Material for this task –
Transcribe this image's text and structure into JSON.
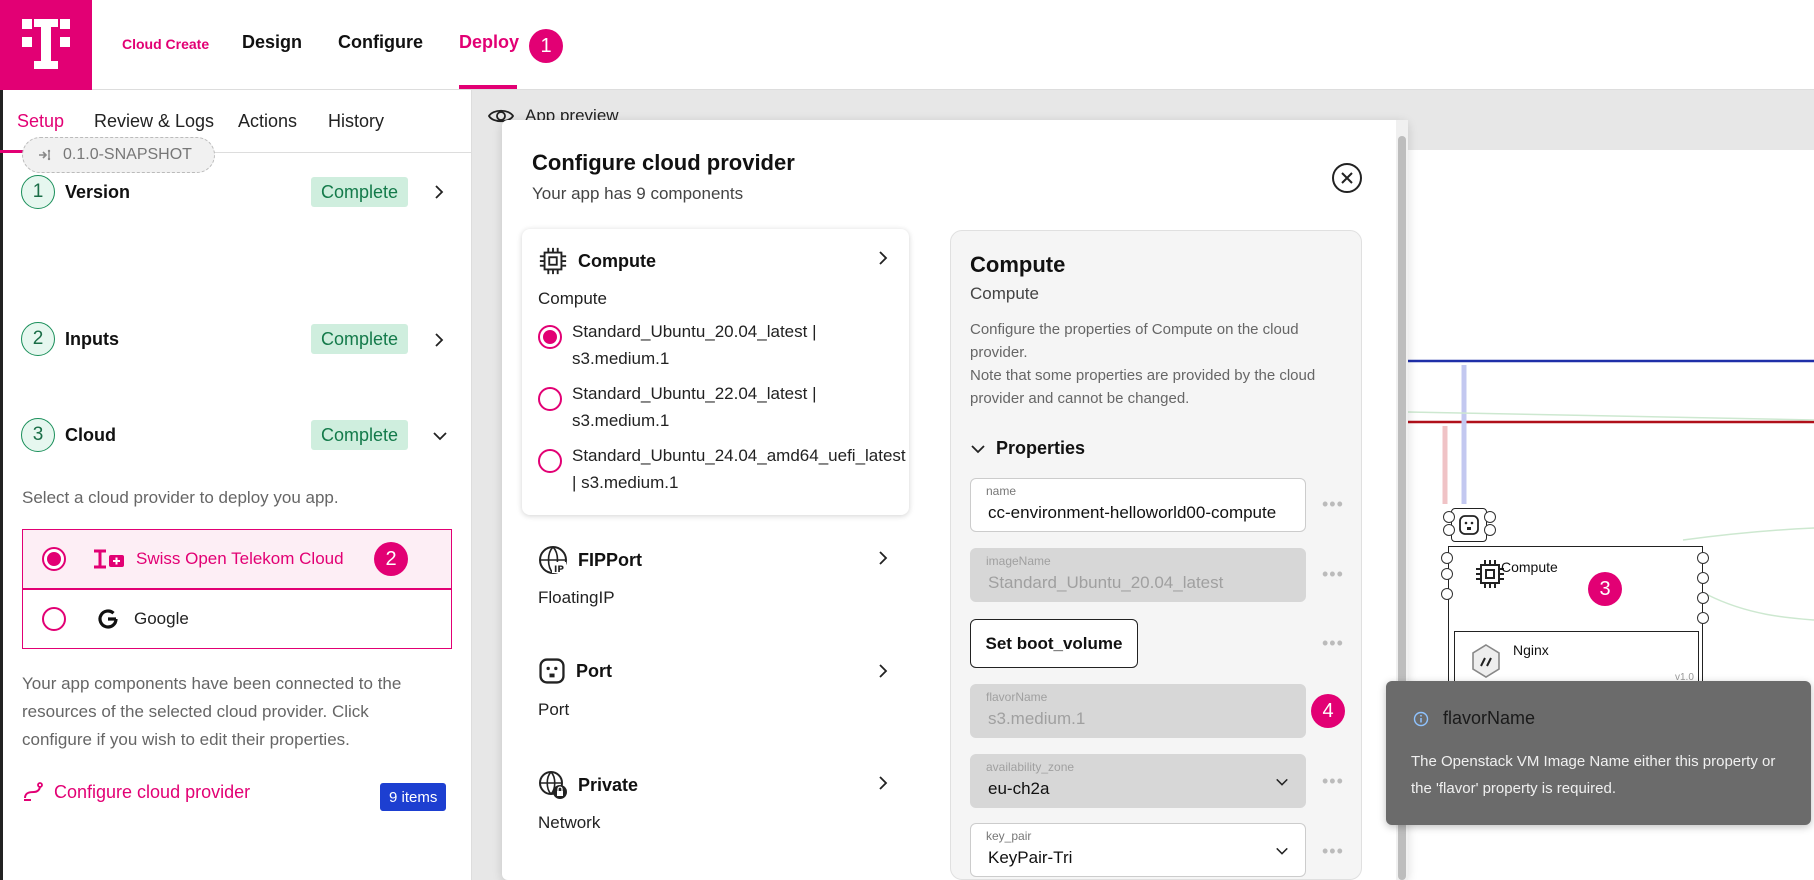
{
  "app": {
    "brand": "Cloud Create",
    "nav": [
      "Design",
      "Configure",
      "Deploy"
    ],
    "active_nav": "Deploy",
    "deploy_badge": "1"
  },
  "left": {
    "tabs": [
      "Setup",
      "Review & Logs",
      "Actions",
      "History"
    ],
    "steps": [
      {
        "num": "1",
        "title": "Version",
        "status": "Complete"
      },
      {
        "num": "2",
        "title": "Inputs",
        "status": "Complete"
      },
      {
        "num": "3",
        "title": "Cloud",
        "status": "Complete"
      }
    ],
    "version_chip": "0.1.0-SNAPSHOT",
    "cloud_prompt": "Select a cloud provider to deploy you app.",
    "providers": [
      {
        "name": "Swiss Open Telekom Cloud",
        "selected": true,
        "badge": "2"
      },
      {
        "name": "Google",
        "selected": false
      }
    ],
    "info_lines": [
      "Your app components have been connected to the",
      "resources of the selected cloud provider. Click",
      "configure if you wish to edit their properties."
    ],
    "configure_link": "Configure cloud provider",
    "items_badge": "9 items"
  },
  "canvas": {
    "preview_label": "App preview",
    "nodes": [
      {
        "label": "Compute",
        "badge": "3"
      },
      {
        "label": "Nginx",
        "version": "v1.0"
      }
    ]
  },
  "modal": {
    "title": "Configure cloud provider",
    "subtitle": "Your app has 9 components",
    "components": [
      {
        "title": "Compute",
        "subtitle": "Compute",
        "icon": "chip-icon"
      },
      {
        "title": "FIPPort",
        "subtitle": "FloatingIP",
        "icon": "floating-ip-icon"
      },
      {
        "title": "Port",
        "subtitle": "Port",
        "icon": "port-icon"
      },
      {
        "title": "Private",
        "subtitle": "Network",
        "icon": "network-icon"
      }
    ],
    "compute_options": [
      {
        "line1": "Standard_Ubuntu_20.04_latest |",
        "line2": "s3.medium.1",
        "selected": true
      },
      {
        "line1": "Standard_Ubuntu_22.04_latest |",
        "line2": "s3.medium.1",
        "selected": false
      },
      {
        "line1": "Standard_Ubuntu_24.04_amd64_uefi_latest",
        "line2": "| s3.medium.1",
        "selected": false
      }
    ],
    "detail": {
      "title": "Compute",
      "subtitle": "Compute",
      "desc1_lines": [
        "Configure the properties of Compute on the cloud",
        "provider."
      ],
      "desc2_lines": [
        "Note that some properties are provided by the cloud",
        "provider and cannot be changed."
      ],
      "properties_label": "Properties",
      "fields": [
        {
          "label": "name",
          "value": "cc-environment-helloworld00-compute",
          "disabled": false
        },
        {
          "label": "imageName",
          "value": "Standard_Ubuntu_20.04_latest",
          "disabled": true
        },
        {
          "label": "flavorName",
          "value": "s3.medium.1",
          "disabled": true,
          "badge": "4"
        },
        {
          "label": "availability_zone",
          "value": "eu-ch2a",
          "disabled": true
        },
        {
          "label": "key_pair",
          "value": "KeyPair-Tri",
          "disabled": false
        }
      ],
      "boot_button": "Set boot_volume"
    }
  },
  "tooltip": {
    "title": "flavorName",
    "text_lines": [
      "The Openstack VM Image Name either this property or",
      "the 'flavor' property is required."
    ]
  },
  "colors": {
    "accent": "#e20074",
    "success_bg": "#cfeede",
    "success_text": "#137a4a",
    "info_badge": "#1d3fd1"
  }
}
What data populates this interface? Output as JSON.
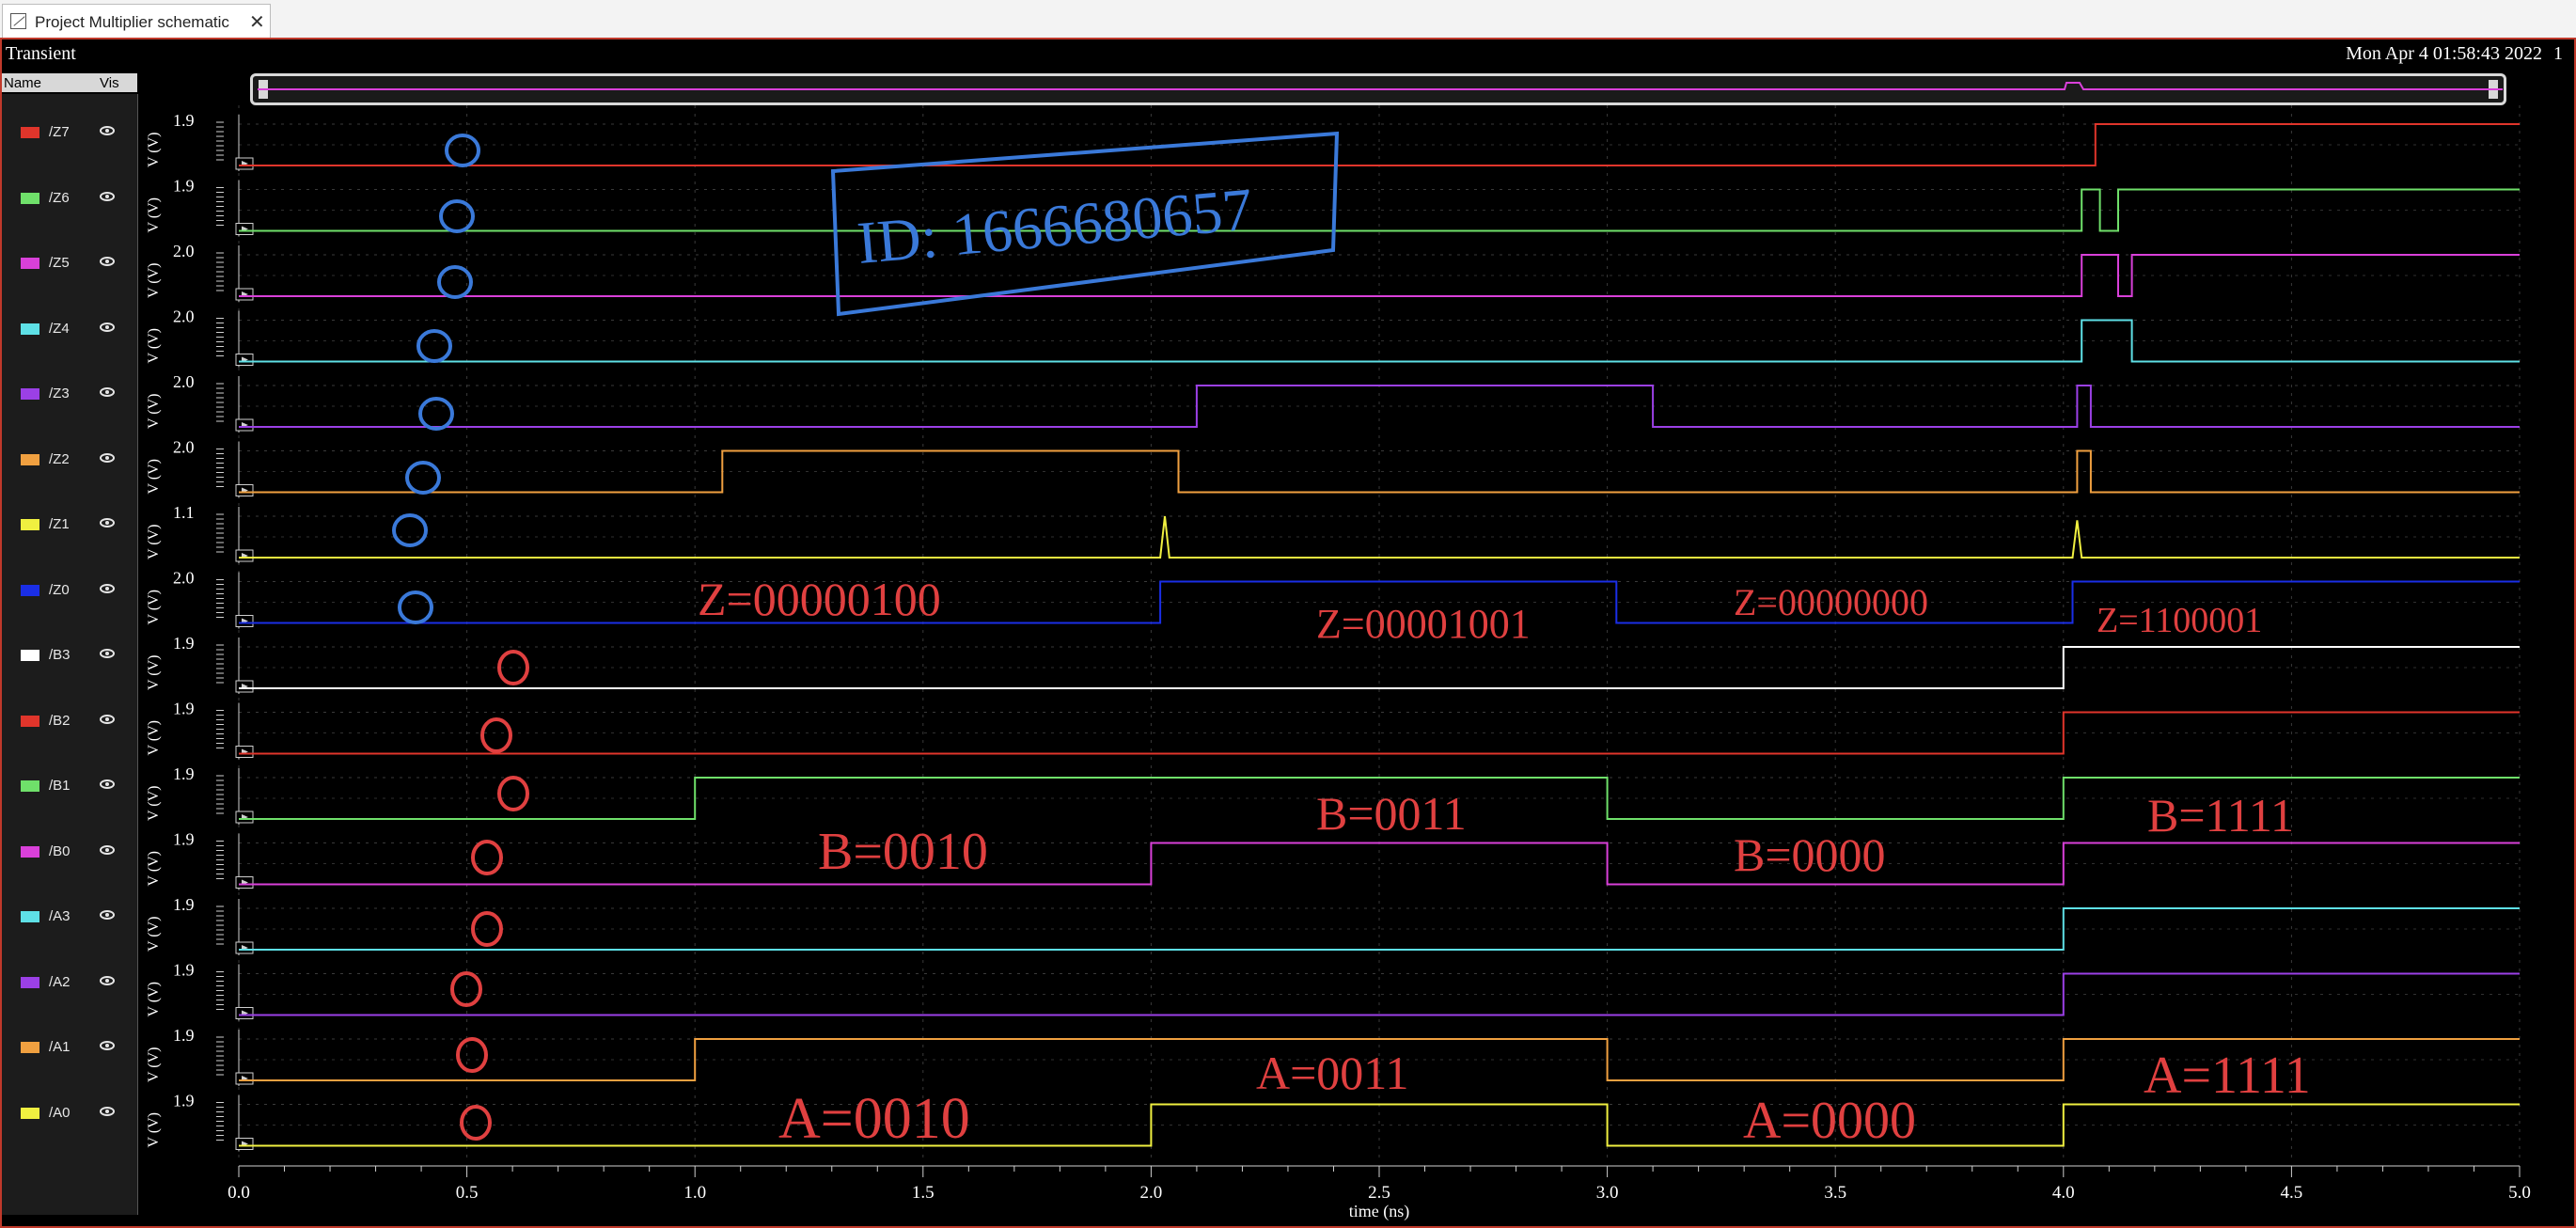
{
  "tab": {
    "title": "Project Multiplier schematic",
    "close": "✕"
  },
  "header": {
    "title": "Transient",
    "date": "Mon Apr 4 01:58:43 2022",
    "num": "1"
  },
  "sidebar": {
    "col_name": "Name",
    "col_vis": "Vis"
  },
  "signals": [
    {
      "name": "/Z7",
      "color": "#e0352b",
      "ymax": "1.9"
    },
    {
      "name": "/Z6",
      "color": "#6fe06a",
      "ymax": "1.9"
    },
    {
      "name": "/Z5",
      "color": "#d940d9",
      "ymax": "2.0"
    },
    {
      "name": "/Z4",
      "color": "#5ee0e6",
      "ymax": "2.0"
    },
    {
      "name": "/Z3",
      "color": "#9b40e6",
      "ymax": "2.0"
    },
    {
      "name": "/Z2",
      "color": "#f0a040",
      "ymax": "2.0"
    },
    {
      "name": "/Z1",
      "color": "#f0f040",
      "ymax": "1.1"
    },
    {
      "name": "/Z0",
      "color": "#1a2ee6",
      "ymax": "2.0"
    },
    {
      "name": "/B3",
      "color": "#ffffff",
      "ymax": "1.9"
    },
    {
      "name": "/B2",
      "color": "#e0352b",
      "ymax": "1.9"
    },
    {
      "name": "/B1",
      "color": "#6fe06a",
      "ymax": "1.9"
    },
    {
      "name": "/B0",
      "color": "#d940d9",
      "ymax": "1.9"
    },
    {
      "name": "/A3",
      "color": "#5ee0e6",
      "ymax": "1.9"
    },
    {
      "name": "/A2",
      "color": "#9b40e6",
      "ymax": "1.9"
    },
    {
      "name": "/A1",
      "color": "#f0a040",
      "ymax": "1.9"
    },
    {
      "name": "/A0",
      "color": "#f0f040",
      "ymax": "1.9"
    }
  ],
  "ylabel": "V (V)",
  "xaxis": {
    "ticks": [
      "0.0",
      "0.5",
      "1.0",
      "1.5",
      "2.0",
      "2.5",
      "3.0",
      "3.5",
      "4.0",
      "4.5",
      "5.0"
    ],
    "label": "time (ns)",
    "range_ns": [
      0,
      5
    ]
  },
  "waves": {
    "/Z7": [
      [
        0,
        0
      ],
      [
        4.07,
        0
      ],
      [
        4.07,
        1
      ]
    ],
    "/Z6": [
      [
        0,
        0
      ],
      [
        4.04,
        0
      ],
      [
        4.04,
        1
      ],
      [
        4.08,
        1
      ],
      [
        4.08,
        0
      ],
      [
        4.12,
        0
      ],
      [
        4.12,
        1
      ]
    ],
    "/Z5": [
      [
        0,
        0
      ],
      [
        4.04,
        0
      ],
      [
        4.04,
        1
      ],
      [
        4.12,
        1
      ],
      [
        4.12,
        0
      ],
      [
        4.15,
        0
      ],
      [
        4.15,
        1
      ]
    ],
    "/Z4": [
      [
        0,
        0
      ],
      [
        4.04,
        0
      ],
      [
        4.04,
        1
      ],
      [
        4.15,
        1
      ],
      [
        4.15,
        0
      ]
    ],
    "/Z3": [
      [
        0,
        0
      ],
      [
        2.1,
        0
      ],
      [
        2.1,
        1
      ],
      [
        3.1,
        1
      ],
      [
        3.1,
        0
      ],
      [
        4.03,
        0
      ],
      [
        4.03,
        1
      ],
      [
        4.06,
        1
      ],
      [
        4.06,
        0
      ]
    ],
    "/Z2": [
      [
        0,
        0
      ],
      [
        1.06,
        0
      ],
      [
        1.06,
        1
      ],
      [
        2.06,
        1
      ],
      [
        2.06,
        0
      ],
      [
        4.03,
        0
      ],
      [
        4.03,
        1
      ],
      [
        4.06,
        1
      ],
      [
        4.06,
        0
      ]
    ],
    "/Z1": [
      [
        0,
        0
      ],
      [
        2.02,
        0
      ],
      [
        2.03,
        1
      ],
      [
        2.04,
        0
      ],
      [
        4.02,
        0
      ],
      [
        4.03,
        0.9
      ],
      [
        4.04,
        0
      ]
    ],
    "/Z0": [
      [
        0,
        0
      ],
      [
        2.02,
        0
      ],
      [
        2.02,
        1
      ],
      [
        3.02,
        1
      ],
      [
        3.02,
        0
      ],
      [
        4.02,
        0
      ],
      [
        4.02,
        1
      ]
    ],
    "/B3": [
      [
        0,
        0
      ],
      [
        4.0,
        0
      ],
      [
        4.0,
        1
      ]
    ],
    "/B2": [
      [
        0,
        0
      ],
      [
        4.0,
        0
      ],
      [
        4.0,
        1
      ]
    ],
    "/B1": [
      [
        0,
        0
      ],
      [
        1.0,
        0
      ],
      [
        1.0,
        1
      ],
      [
        3.0,
        1
      ],
      [
        3.0,
        0
      ],
      [
        4.0,
        0
      ],
      [
        4.0,
        1
      ]
    ],
    "/B0": [
      [
        0,
        0
      ],
      [
        2.0,
        0
      ],
      [
        2.0,
        1
      ],
      [
        3.0,
        1
      ],
      [
        3.0,
        0
      ],
      [
        4.0,
        0
      ],
      [
        4.0,
        1
      ]
    ],
    "/A3": [
      [
        0,
        0
      ],
      [
        4.0,
        0
      ],
      [
        4.0,
        1
      ]
    ],
    "/A2": [
      [
        0,
        0
      ],
      [
        4.0,
        0
      ],
      [
        4.0,
        1
      ]
    ],
    "/A1": [
      [
        0,
        0
      ],
      [
        1.0,
        0
      ],
      [
        1.0,
        1
      ],
      [
        3.0,
        1
      ],
      [
        3.0,
        0
      ],
      [
        4.0,
        0
      ],
      [
        4.0,
        1
      ]
    ],
    "/A0": [
      [
        0,
        0
      ],
      [
        2.0,
        0
      ],
      [
        2.0,
        1
      ],
      [
        3.0,
        1
      ],
      [
        3.0,
        0
      ],
      [
        4.0,
        0
      ],
      [
        4.0,
        1
      ]
    ]
  },
  "annotations": {
    "id": "ID: 1666680657",
    "z1": "Z=00000100",
    "z2": "Z=00001001",
    "z3": "Z=00000000",
    "z4": "Z=1100001",
    "b1": "B=0010",
    "b2": "B=0011",
    "b3": "B=0000",
    "b4": "B=1111",
    "a1": "A=0010",
    "a2": "A=0011",
    "a3": "A=0000",
    "a4": "A=1111",
    "zeros": "0"
  }
}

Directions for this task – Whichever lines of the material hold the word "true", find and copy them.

Written answer –
        "selected": true,
        "selected": true
          "disabled": true
          "disabled": true,
          "disabled": true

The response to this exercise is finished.